A new Supreme Court ruling clears the way for Oklahoma to resume executions. The News On 6's Ashli Sims reports that means two convicted Oklahoma killers could be put to death.
The nation's highest court ruled seven to two in a decision upholding death by lethal injection. Oklahoma's attorney general says he's pleased, but not surprised. Now, two executions that were on hold are moving forward.
Terry Short and Kevin Young were scheduled to die, but a constitutional question granted them a temporary reprieve. At issue, the three drug cocktail used in lethal injections. Two Kentucky death row inmates sued all the way to the Supreme Court, claiming the procedure violated constitutional protections from cruel and unusual punishment.
Lawyers argued if all three drugs don't work or if the injection is bungled it could cause unnecessary pain.
"If that's the standard then just try to think of a method of execution that didn't have some risk of pain. And, you won't be able to think of one," said Oklahoma Attorney General Drew Edmondson.
The Supreme Court decided that lethal injection is legal because it's not meant to inflict pain.
"I can't imagine a form of execution more humane than by lethal injection," said Oklahoma Attorney General Drew Edmondson.
Now, Attorney General Edmondson says the wheels of justice can move forward.
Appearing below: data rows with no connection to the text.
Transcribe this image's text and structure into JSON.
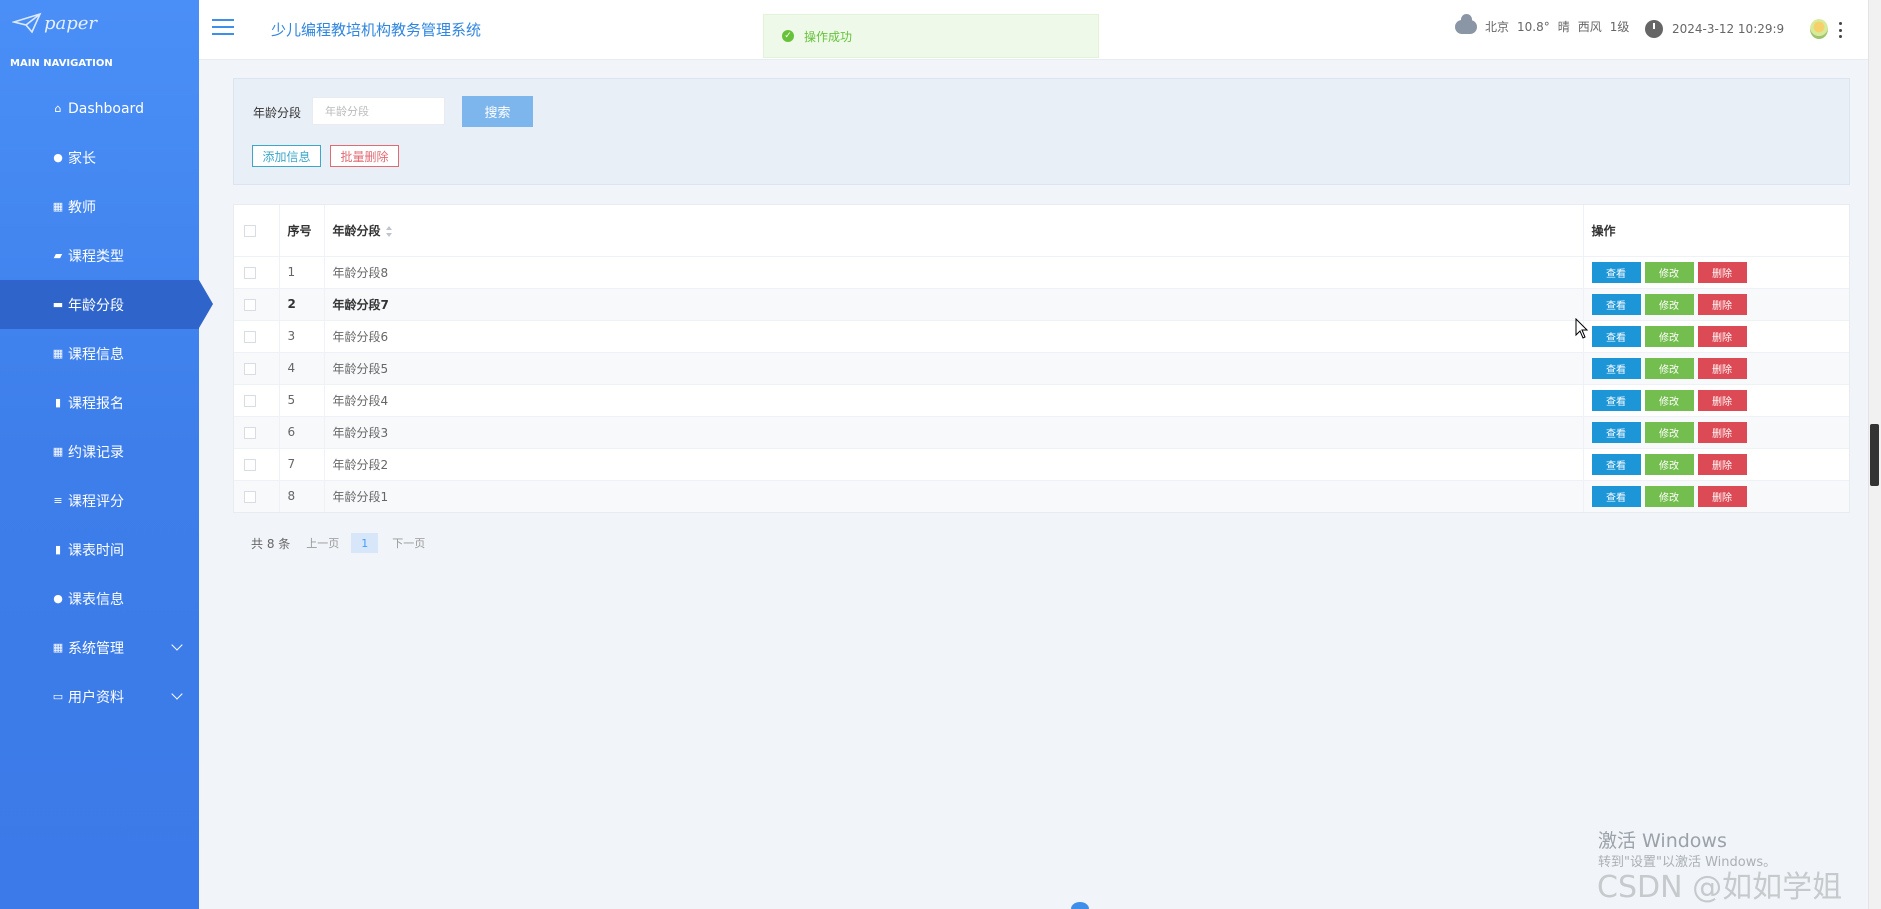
{
  "brand": {
    "logo_icon": "paper-plane-icon",
    "name": "paper"
  },
  "sidebar": {
    "caption": "MAIN NAVIGATION",
    "items": [
      {
        "label": "Dashboard",
        "icon": "home-icon",
        "glyph": "⌂"
      },
      {
        "label": "家长",
        "icon": "location-pin-icon",
        "glyph": "●"
      },
      {
        "label": "教师",
        "icon": "grid-icon",
        "glyph": "▦"
      },
      {
        "label": "课程类型",
        "icon": "ticket-icon",
        "glyph": "▰"
      },
      {
        "label": "年龄分段",
        "icon": "ticket-icon",
        "glyph": "▬",
        "active": true
      },
      {
        "label": "课程信息",
        "icon": "grid-icon",
        "glyph": "▦"
      },
      {
        "label": "课程报名",
        "icon": "bar-chart-icon",
        "glyph": "▮"
      },
      {
        "label": "约课记录",
        "icon": "grid-icon",
        "glyph": "▦"
      },
      {
        "label": "课程评分",
        "icon": "list-icon",
        "glyph": "≡"
      },
      {
        "label": "课表时间",
        "icon": "clipboard-icon",
        "glyph": "▮"
      },
      {
        "label": "课表信息",
        "icon": "user-icon",
        "glyph": "●"
      },
      {
        "label": "系统管理",
        "icon": "grid-icon",
        "glyph": "▦",
        "expandable": true
      },
      {
        "label": "用户资料",
        "icon": "card-icon",
        "glyph": "▭",
        "expandable": true
      }
    ]
  },
  "header": {
    "title": "少儿编程教培机构教务管理系统",
    "toast": "操作成功",
    "weather": {
      "city": "北京",
      "temp": "10.8°",
      "condition": "晴",
      "wind": "西风",
      "level": "1级"
    },
    "datetime": "2024-3-12 10:29:9"
  },
  "search": {
    "label": "年龄分段",
    "placeholder": "年龄分段",
    "button": "搜索",
    "add_button": "添加信息",
    "batch_delete_button": "批量删除"
  },
  "table": {
    "columns": [
      "序号",
      "年龄分段",
      "操作"
    ],
    "rows": [
      {
        "index": "1",
        "name": "年龄分段8"
      },
      {
        "index": "2",
        "name": "年龄分段7"
      },
      {
        "index": "3",
        "name": "年龄分段6"
      },
      {
        "index": "4",
        "name": "年龄分段5"
      },
      {
        "index": "5",
        "name": "年龄分段4"
      },
      {
        "index": "6",
        "name": "年龄分段3"
      },
      {
        "index": "7",
        "name": "年龄分段2"
      },
      {
        "index": "8",
        "name": "年龄分段1"
      }
    ],
    "actions": {
      "view": "查看",
      "edit": "修改",
      "delete": "删除"
    }
  },
  "pagination": {
    "total": "共 8 条",
    "prev": "上一页",
    "current": "1",
    "next": "下一页"
  },
  "overlay": {
    "watermark": "激活 Windows",
    "watermark_sub": "转到\"设置\"以激活 Windows。",
    "csdn": "CSDN @如如学姐"
  },
  "colors": {
    "sidebar": "#3d7eea",
    "active": "#2f65cb",
    "view": "#1d96d8",
    "edit": "#74bd4f",
    "delete": "#dc4a55"
  }
}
"I was grateful that we could get our cases, the two cases that have been held up, off high center and apply for execution dates," said Oklahoma Attorney General Drew Edmondson.
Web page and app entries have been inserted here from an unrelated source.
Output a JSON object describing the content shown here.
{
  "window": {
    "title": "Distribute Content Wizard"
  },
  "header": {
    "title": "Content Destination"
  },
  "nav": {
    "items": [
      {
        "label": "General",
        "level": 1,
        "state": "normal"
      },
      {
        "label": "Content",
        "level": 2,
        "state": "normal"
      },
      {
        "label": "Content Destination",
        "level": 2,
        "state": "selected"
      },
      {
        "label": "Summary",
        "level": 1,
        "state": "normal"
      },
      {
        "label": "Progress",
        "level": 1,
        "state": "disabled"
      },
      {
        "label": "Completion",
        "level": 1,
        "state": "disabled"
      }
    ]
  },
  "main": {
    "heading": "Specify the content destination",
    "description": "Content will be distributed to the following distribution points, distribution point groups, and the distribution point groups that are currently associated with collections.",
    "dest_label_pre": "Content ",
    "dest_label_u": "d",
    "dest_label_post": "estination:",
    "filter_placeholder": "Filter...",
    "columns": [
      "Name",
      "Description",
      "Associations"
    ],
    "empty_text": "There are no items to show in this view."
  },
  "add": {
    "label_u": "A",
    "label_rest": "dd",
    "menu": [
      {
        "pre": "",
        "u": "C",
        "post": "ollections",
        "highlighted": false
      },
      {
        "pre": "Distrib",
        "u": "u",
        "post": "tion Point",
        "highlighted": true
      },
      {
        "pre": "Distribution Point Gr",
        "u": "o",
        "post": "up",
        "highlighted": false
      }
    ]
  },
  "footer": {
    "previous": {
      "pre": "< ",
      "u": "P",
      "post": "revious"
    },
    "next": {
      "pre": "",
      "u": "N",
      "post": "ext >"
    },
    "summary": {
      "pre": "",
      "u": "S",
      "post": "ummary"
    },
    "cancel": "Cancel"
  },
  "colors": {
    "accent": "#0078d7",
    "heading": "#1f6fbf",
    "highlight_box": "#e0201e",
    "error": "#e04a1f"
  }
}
Edmondson says Terry Short and Kevin Young could be executed by late June or early July.
The first lethal injection was given in the state in 1990. A total of 86 Oklahoma prisoners have been killed, using the procedure.